This time, the guilty party is not The Associated Press. Rather, it's USA Today, which as you might recall used to employ an actual religion writer. It could use one right about now.
This story, which originated with Gannett sister paper The Tennessean, is a long, winding ode to same-sex marriage disguised (not extremely well) as a news story.
Let's start at the breathless top:
The couple buys a marriage license, a recognized officiant signs it and it's refiled with the local government. That's a legal marriage, and in 14 states — with Illinois just the governor's signature away from becoming the 15th — that's a process open to both straight and gay couples.
Getting the church on board is a little more complicated. The issue of whether clergy should officiate same-sex marriages is dividing an increasing number of denominations.
Now, a retired Nashville bishop has become the latest to draw headlines on the issue — reversing course from a path that, four decades ago, had him playing a key role in sending the church down a path of resistance to change.
The Evangelical Lutheran Church in America began allowing individual congregations to recognize same-sex marriages in 2009. Episcopalians adopted a same-sex marriage rite in July 2012, although a number of individual dioceses — including the one in Tennessee — chose not to allow it. The Presbyterian Church (USA) came close to approving same-sex marriages in 2012 but narrowly defeated the measure.
And United Methodists, the nation's largest mainline Protestant denomination, are nowhere close after debating the issue for decades.
That hasn't stopped pastors nationwide from defying church doctrine and performing those ceremonies. Some call it ecclesiastical disobedience. Others call it biblical obedience. Either way, it's exposing them to church discipline, with potential punishments ranging from verbal rebukes to loss of their ordinations — and the financial implications that go with it.
Um, OK. Did everyone learn something new? I had no idea same-sex marriage was causing debate within denominations.
Apparently, the news peg is that a retired bishop (a Methodist, we find out deep in the story) performed a same-sex marriage:
Despite warnings from his denomination that he'd be violating the faith's Book of Discipline, Bishop Melvin Talbert traveled from Nashville to near Birmingham, Ala., to perform the Oct. 26 wedding of Joe Openshaw and Bobby Prince. They were legally married Sept. 3 in Washington, D.C., but wanted a church wedding. Openshaw said he specifically wanted Talbert to officiate since the bishop had spent years supporting Methodist gays and lesbians.
That wasn't Talbert's stance 40 years ago at the 1972 Methodist general conference, which adopted language saying homosexuality is incompatible with Christianity. His views changed several years later, when he was invited to a weekend seminar of gay and straight Methodists; participants could not reveal which they were until the end.
The revelation destroyed his stereotypes. The married father and grandfather brought the issue to a head last year, when the denomination voted against removing the language he had helped put in.
"I declared those laws that prohibited clergy from marrying gay and lesbian folk and using the church for that purpose are immoral, unjust, they are evil, and they no longer deserve our loyalty and support," he said. "It's time for us to do the right thing."

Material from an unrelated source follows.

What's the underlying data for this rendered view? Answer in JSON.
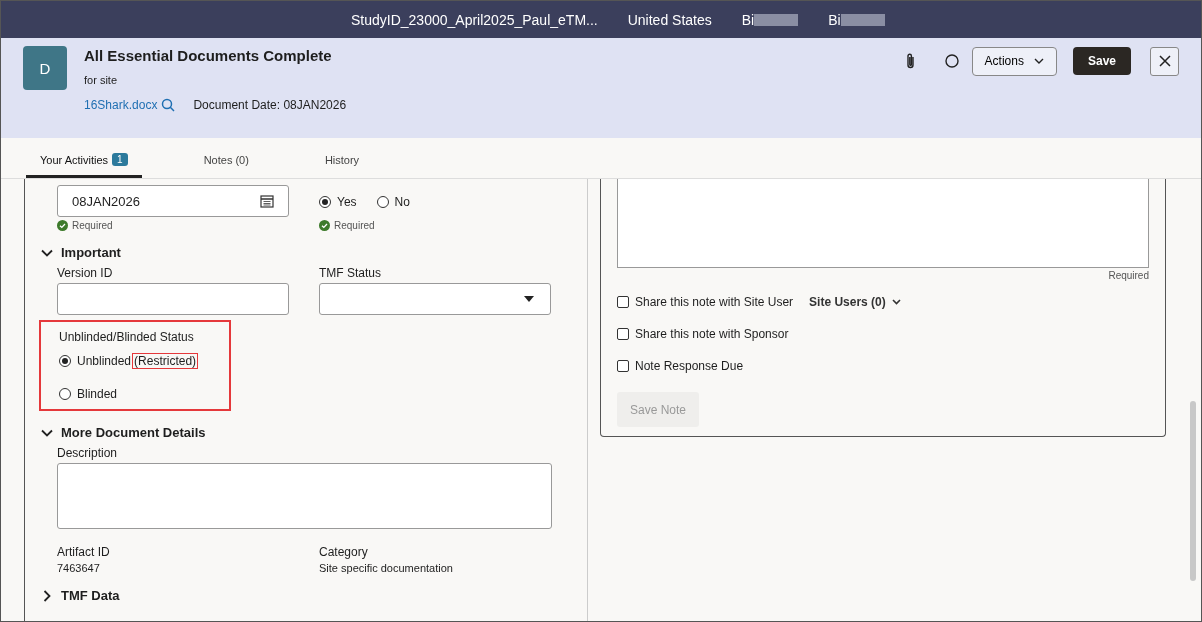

But what about voices within the United Methodist Church who believe Talbert is doing the wrong thing? How do they respond to him defying the denomination and winning swooning headlines?
Ah ha ha. USA Today makes not even a token attempt to quote anyone on the other side.
Just for kicks and grins, what might an opposing viewpoint have looked like in this rambling report? Here's a chunk of a recent Religion News Service story on the United Methodist debate:
John Lomperis, United Methodist program director of the Institute on Religion and Democracy, said clergy cannot choose which church laws to follow, and he said bishops should hold them accountable for breaking laws.
“If there are meaningful consequences, there could be a meaningful healing,” he said. “If you end up getting suspended or losing your clergy credentials, it might not be so attractive.”
Lomperis said church law should not change simply to reflect the growing support for gays in American society.
“We’re not a weather vane,” he said. “We are actually a global church. We are not seeing these social, secular shifts in global Africa. I would see it as ethnocentric for the church to take its cues from just the American culture.”
My point: If USA Today wants to be a newspaper and not an advocacy organization, it needs to commit some actual journalism. That did not occur in this case.